Dataset rows describing interfaces
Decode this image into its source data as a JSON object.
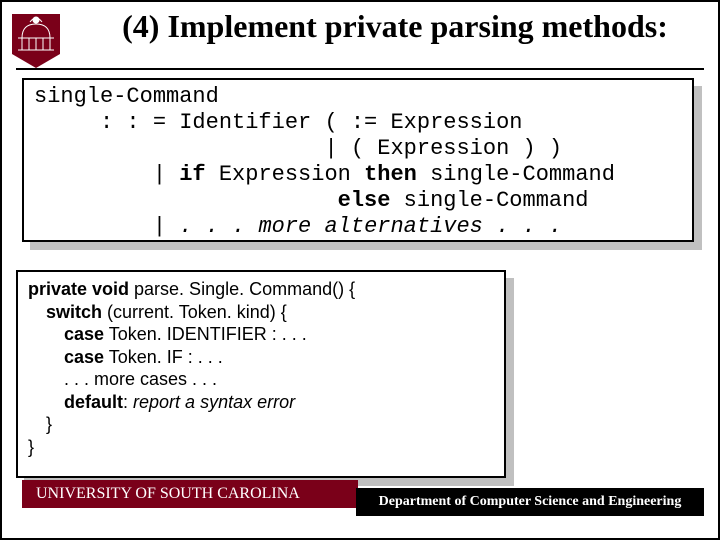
{
  "title": "(4) Implement private parsing methods:",
  "grammar": {
    "l1": "single-Command",
    "l2_a": "     : : = Identifier ( := Expression",
    "l3": "                      | ( Expression ) )",
    "l4_a": "         | ",
    "l4_if": "if",
    "l4_b": " Expression ",
    "l4_then": "then",
    "l4_c": " single-Command",
    "l5_a": "                       ",
    "l5_else": "else",
    "l5_b": " single-Command",
    "l6_a": "         | ",
    "l6_more": ". . . more alternatives . . ."
  },
  "code": {
    "l1_a": "private void",
    "l1_b": " parse. Single. Command() {",
    "l2_a": "switch",
    "l2_b": " (current. Token. kind) {",
    "l3_a": "case",
    "l3_b": " Token. IDENTIFIER : . . .",
    "l4_a": "case",
    "l4_b": " Token. IF : . . .",
    "l5": ". . . more cases . . .",
    "l6_a": "default",
    "l6_b": ": ",
    "l6_c": "report a syntax error",
    "l7": "}",
    "l8": "}"
  },
  "footer": {
    "left": "UNIVERSITY OF SOUTH CAROLINA",
    "right": "Department of Computer Science and Engineering"
  }
}
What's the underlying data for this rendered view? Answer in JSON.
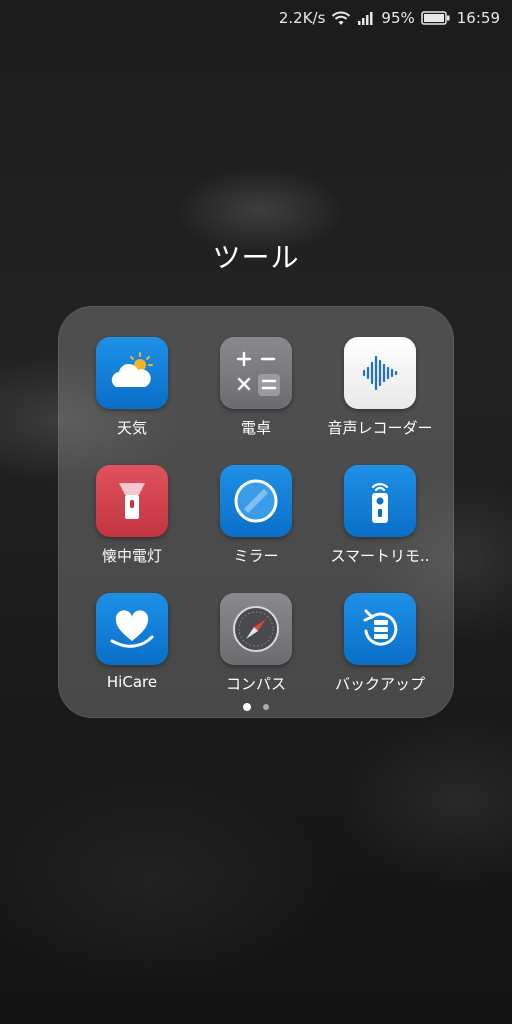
{
  "status_bar": {
    "network_speed": "2.2K/s",
    "battery_percent": "95%",
    "time": "16:59",
    "icons": [
      "wifi-icon",
      "signal-icon",
      "battery-icon"
    ]
  },
  "folder": {
    "title": "ツール",
    "apps": [
      {
        "label": "天気",
        "icon": "weather-icon"
      },
      {
        "label": "電卓",
        "icon": "calculator-icon"
      },
      {
        "label": "音声レコーダー",
        "icon": "voice-recorder-icon"
      },
      {
        "label": "懐中電灯",
        "icon": "flashlight-icon"
      },
      {
        "label": "ミラー",
        "icon": "mirror-icon"
      },
      {
        "label": "スマートリモ..",
        "icon": "smart-remote-icon"
      },
      {
        "label": "HiCare",
        "icon": "hicare-icon"
      },
      {
        "label": "コンパス",
        "icon": "compass-icon"
      },
      {
        "label": "バックアップ",
        "icon": "backup-icon"
      }
    ],
    "page_count": 2,
    "current_page": 1
  },
  "colors": {
    "blue_icon": "#0a6fc9",
    "grey_icon": "#6c6c70",
    "red_icon": "#c23440",
    "white_icon": "#ffffff"
  }
}
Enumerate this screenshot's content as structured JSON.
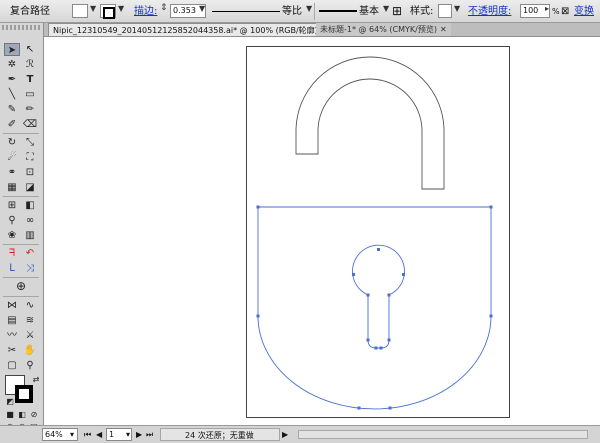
{
  "control_bar": {
    "object_label": "复合路径",
    "stroke_label": "描边:",
    "stroke_value": "0.353",
    "profile_label": "等比",
    "brush_label": "基本",
    "style_label": "样式:",
    "opacity_label": "不透明度:",
    "opacity_value": "100",
    "opacity_unit": "%",
    "transform_label": "变换"
  },
  "tabs": [
    {
      "label": "Nipic_12310549_20140512125852044358.ai* @ 100% (RGB/轮廓)",
      "active": true
    },
    {
      "label": "未标题-1* @ 64% (CMYK/预览)",
      "active": false
    }
  ],
  "status_bar": {
    "zoom": "64%",
    "artboard": "1",
    "undo_info": "24 次还原；无重做"
  },
  "colors": {
    "selection": "#4a6fd0",
    "outline": "#555555",
    "panel": "#d6d6d6",
    "link": "#1533c8"
  },
  "icons": {
    "close": "close-icon",
    "dropdown": "chevron-down-icon",
    "selection_tool": "arrow-icon"
  }
}
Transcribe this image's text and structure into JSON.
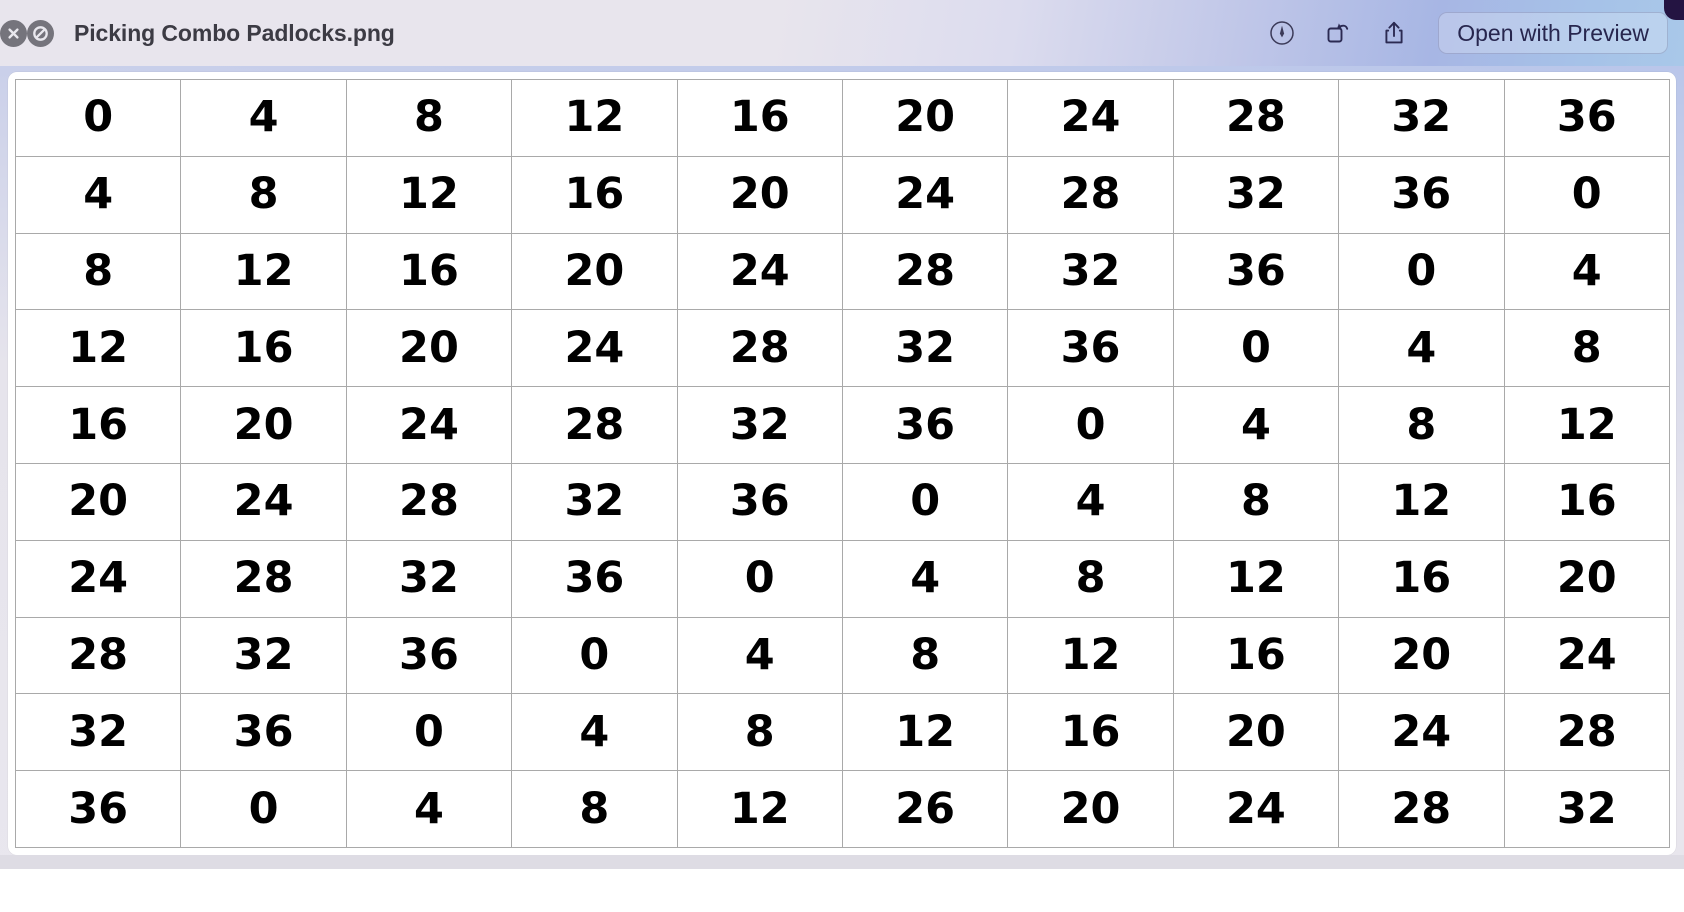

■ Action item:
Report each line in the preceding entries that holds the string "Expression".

■ Written response:
    "l2_a": "     : : = Identifier ( := Expression",
    "l3": "                      | ( Expression ) )",
    "l4_b": " Expression ",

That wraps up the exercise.